[Task item]: Look through the material and copy each line holding "your".

*** Opening of Exercise data ***

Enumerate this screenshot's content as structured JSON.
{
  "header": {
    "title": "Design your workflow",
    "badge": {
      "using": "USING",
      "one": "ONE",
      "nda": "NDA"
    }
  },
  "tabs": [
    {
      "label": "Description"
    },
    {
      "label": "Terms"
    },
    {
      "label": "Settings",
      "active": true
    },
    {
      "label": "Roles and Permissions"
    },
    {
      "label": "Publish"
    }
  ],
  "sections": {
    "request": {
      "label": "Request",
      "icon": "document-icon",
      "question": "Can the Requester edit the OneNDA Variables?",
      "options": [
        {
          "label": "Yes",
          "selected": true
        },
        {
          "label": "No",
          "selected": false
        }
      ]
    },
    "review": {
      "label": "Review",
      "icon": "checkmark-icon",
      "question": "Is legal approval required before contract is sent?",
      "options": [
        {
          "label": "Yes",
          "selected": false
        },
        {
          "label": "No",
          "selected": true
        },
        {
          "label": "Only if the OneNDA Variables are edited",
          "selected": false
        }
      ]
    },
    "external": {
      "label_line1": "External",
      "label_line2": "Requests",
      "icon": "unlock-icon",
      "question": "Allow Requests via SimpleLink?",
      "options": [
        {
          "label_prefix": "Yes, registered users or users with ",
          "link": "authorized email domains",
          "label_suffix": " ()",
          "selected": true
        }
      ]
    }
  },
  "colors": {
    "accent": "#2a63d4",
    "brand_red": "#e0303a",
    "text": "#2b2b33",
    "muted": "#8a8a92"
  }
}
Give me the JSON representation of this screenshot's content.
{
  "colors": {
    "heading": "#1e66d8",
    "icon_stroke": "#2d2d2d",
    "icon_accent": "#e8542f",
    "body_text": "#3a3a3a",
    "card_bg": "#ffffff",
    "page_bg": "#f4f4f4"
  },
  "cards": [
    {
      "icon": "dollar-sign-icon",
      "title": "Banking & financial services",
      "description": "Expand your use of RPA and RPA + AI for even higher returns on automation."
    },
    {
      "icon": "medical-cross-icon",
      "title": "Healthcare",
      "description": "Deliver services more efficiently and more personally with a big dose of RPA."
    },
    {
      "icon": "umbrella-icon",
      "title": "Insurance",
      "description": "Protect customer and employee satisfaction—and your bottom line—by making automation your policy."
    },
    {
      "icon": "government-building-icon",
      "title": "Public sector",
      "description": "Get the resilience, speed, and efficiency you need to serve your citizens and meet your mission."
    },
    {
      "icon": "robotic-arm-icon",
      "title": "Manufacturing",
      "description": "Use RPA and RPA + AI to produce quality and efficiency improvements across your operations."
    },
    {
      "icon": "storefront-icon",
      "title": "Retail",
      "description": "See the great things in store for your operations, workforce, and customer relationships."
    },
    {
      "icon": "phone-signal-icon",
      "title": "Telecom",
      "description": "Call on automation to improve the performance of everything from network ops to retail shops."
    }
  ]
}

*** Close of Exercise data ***

[Output for this task]:
    "title": "Design your workflow",
      "description": "Expand your use of RPA and RPA + AI for even higher returns on automation."
      "description": "Protect customer and employee satisfaction—and your bottom line—by making automation your policy."
      "description": "Get the resilience, speed, and efficiency you need to serve your citizens and meet your mission."
      "description": "Use RPA and RPA + AI to produce quality and efficiency improvements across your operations."
      "description": "See the great things in store for your operations, workforce, and customer relationships."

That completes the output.